TASK INSTRUCTIONS: Look through the listing below for the word "Nível" and copy every line where it occurs.

___

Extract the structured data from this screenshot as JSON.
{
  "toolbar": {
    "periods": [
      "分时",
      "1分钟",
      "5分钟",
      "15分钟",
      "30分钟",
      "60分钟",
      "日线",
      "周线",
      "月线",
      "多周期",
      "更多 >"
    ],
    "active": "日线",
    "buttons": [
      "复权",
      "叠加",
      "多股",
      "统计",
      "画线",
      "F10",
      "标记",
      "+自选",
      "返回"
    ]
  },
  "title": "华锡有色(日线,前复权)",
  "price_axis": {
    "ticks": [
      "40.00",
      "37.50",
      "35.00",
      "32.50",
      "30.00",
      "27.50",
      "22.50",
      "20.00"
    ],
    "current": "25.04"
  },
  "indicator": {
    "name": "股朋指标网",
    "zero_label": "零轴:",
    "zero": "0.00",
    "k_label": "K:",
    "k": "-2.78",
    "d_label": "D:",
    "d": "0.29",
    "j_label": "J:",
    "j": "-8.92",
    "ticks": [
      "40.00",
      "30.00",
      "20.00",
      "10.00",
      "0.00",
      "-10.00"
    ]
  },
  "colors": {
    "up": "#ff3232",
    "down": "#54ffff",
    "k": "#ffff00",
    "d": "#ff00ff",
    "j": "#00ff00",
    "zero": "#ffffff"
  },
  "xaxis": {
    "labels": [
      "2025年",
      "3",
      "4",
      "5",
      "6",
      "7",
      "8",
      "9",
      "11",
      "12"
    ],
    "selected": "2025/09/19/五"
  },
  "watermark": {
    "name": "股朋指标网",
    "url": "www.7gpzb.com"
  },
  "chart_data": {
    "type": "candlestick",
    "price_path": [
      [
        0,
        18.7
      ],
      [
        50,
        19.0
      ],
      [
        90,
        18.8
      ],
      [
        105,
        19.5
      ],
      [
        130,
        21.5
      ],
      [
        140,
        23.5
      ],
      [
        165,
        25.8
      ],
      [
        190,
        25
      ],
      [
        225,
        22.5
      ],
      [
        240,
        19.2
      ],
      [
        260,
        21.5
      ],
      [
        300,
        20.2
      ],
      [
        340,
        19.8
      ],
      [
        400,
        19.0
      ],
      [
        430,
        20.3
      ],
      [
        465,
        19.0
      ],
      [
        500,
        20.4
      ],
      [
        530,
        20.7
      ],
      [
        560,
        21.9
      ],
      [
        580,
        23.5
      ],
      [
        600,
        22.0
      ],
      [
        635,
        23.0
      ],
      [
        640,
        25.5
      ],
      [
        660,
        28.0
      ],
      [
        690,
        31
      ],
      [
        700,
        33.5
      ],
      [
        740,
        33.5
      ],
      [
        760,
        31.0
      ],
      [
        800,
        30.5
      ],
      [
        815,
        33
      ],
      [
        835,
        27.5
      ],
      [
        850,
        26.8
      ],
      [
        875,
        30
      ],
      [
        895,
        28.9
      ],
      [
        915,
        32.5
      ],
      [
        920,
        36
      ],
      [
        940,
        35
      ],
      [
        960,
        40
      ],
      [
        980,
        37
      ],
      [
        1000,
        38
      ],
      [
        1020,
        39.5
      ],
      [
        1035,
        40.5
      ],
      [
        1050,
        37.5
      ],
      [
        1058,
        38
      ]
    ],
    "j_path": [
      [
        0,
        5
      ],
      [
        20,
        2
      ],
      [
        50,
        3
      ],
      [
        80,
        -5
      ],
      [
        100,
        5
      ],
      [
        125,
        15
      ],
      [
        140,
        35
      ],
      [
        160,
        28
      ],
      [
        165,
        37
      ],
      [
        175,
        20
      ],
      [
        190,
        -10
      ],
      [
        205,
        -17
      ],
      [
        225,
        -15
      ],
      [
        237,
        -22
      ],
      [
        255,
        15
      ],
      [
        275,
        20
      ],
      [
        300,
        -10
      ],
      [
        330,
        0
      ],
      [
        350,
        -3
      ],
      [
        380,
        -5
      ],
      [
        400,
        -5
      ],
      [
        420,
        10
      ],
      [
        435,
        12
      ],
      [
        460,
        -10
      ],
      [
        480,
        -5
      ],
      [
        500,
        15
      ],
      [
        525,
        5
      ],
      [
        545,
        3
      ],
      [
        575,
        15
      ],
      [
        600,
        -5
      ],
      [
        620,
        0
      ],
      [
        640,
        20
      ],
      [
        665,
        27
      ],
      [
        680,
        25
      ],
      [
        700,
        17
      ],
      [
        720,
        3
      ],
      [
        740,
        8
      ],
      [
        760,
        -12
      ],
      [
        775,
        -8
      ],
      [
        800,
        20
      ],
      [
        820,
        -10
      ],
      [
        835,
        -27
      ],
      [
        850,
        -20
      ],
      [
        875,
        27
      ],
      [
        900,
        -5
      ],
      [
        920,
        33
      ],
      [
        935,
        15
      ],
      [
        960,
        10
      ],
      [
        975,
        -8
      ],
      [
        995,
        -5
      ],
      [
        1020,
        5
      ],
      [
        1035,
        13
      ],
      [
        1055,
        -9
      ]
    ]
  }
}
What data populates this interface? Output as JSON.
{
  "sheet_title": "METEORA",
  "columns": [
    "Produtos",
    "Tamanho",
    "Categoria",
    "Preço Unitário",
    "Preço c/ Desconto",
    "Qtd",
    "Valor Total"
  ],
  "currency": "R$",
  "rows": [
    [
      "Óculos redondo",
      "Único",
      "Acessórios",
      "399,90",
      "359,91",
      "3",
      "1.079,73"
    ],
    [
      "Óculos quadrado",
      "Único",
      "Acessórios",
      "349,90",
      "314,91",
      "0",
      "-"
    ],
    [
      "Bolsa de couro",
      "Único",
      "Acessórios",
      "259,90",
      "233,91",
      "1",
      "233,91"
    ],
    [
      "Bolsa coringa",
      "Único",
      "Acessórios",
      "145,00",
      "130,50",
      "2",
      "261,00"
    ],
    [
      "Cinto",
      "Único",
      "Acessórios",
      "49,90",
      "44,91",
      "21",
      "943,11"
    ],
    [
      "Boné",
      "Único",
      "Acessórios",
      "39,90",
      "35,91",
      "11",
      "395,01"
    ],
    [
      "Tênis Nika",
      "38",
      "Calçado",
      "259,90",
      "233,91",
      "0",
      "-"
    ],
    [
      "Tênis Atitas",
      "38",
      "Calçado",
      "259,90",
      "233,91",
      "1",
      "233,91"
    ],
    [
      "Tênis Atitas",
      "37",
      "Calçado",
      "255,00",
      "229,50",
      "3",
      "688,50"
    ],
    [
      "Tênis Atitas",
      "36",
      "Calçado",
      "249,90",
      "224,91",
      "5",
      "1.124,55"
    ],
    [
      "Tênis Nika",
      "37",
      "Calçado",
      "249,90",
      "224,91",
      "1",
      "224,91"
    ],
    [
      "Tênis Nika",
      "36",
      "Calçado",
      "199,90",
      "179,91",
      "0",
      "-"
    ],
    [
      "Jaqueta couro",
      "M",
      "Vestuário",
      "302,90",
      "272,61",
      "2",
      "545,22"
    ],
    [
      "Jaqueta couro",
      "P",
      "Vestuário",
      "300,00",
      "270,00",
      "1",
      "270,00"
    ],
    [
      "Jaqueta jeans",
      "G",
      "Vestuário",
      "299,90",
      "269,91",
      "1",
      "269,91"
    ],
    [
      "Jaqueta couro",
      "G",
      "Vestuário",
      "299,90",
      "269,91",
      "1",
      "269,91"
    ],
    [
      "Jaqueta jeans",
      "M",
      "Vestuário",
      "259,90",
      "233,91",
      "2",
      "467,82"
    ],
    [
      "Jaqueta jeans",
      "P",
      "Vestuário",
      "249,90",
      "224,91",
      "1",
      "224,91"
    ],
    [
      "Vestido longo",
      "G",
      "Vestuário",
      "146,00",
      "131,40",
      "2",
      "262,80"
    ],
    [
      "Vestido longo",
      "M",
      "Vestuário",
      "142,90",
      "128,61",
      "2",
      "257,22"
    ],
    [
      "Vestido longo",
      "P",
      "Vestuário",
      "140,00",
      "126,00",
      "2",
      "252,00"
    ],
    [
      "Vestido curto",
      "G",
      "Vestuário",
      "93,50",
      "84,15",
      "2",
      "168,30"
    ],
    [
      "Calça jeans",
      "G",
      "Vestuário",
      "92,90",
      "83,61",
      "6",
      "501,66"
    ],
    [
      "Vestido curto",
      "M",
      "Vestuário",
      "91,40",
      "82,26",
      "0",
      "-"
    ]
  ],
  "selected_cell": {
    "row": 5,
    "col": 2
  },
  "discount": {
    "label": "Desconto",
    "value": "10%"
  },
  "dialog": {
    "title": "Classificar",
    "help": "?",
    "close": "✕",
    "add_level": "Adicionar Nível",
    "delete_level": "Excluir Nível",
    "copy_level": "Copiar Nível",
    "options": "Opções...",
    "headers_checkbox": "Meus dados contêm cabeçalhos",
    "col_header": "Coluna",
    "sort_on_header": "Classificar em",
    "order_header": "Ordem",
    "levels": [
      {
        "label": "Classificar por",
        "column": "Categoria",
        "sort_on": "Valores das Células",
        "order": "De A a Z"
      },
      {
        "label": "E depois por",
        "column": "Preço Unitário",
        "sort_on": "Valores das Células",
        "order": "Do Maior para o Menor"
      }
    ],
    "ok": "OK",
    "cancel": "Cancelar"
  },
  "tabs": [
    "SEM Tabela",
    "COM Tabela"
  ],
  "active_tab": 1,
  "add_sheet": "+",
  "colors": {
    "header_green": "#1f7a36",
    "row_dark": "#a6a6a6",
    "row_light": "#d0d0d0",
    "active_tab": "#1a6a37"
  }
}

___

RESPONSE AREA:
    "add_level": "Adicionar Nível",
    "delete_level": "Excluir Nível",
    "copy_level": "Copiar Nível",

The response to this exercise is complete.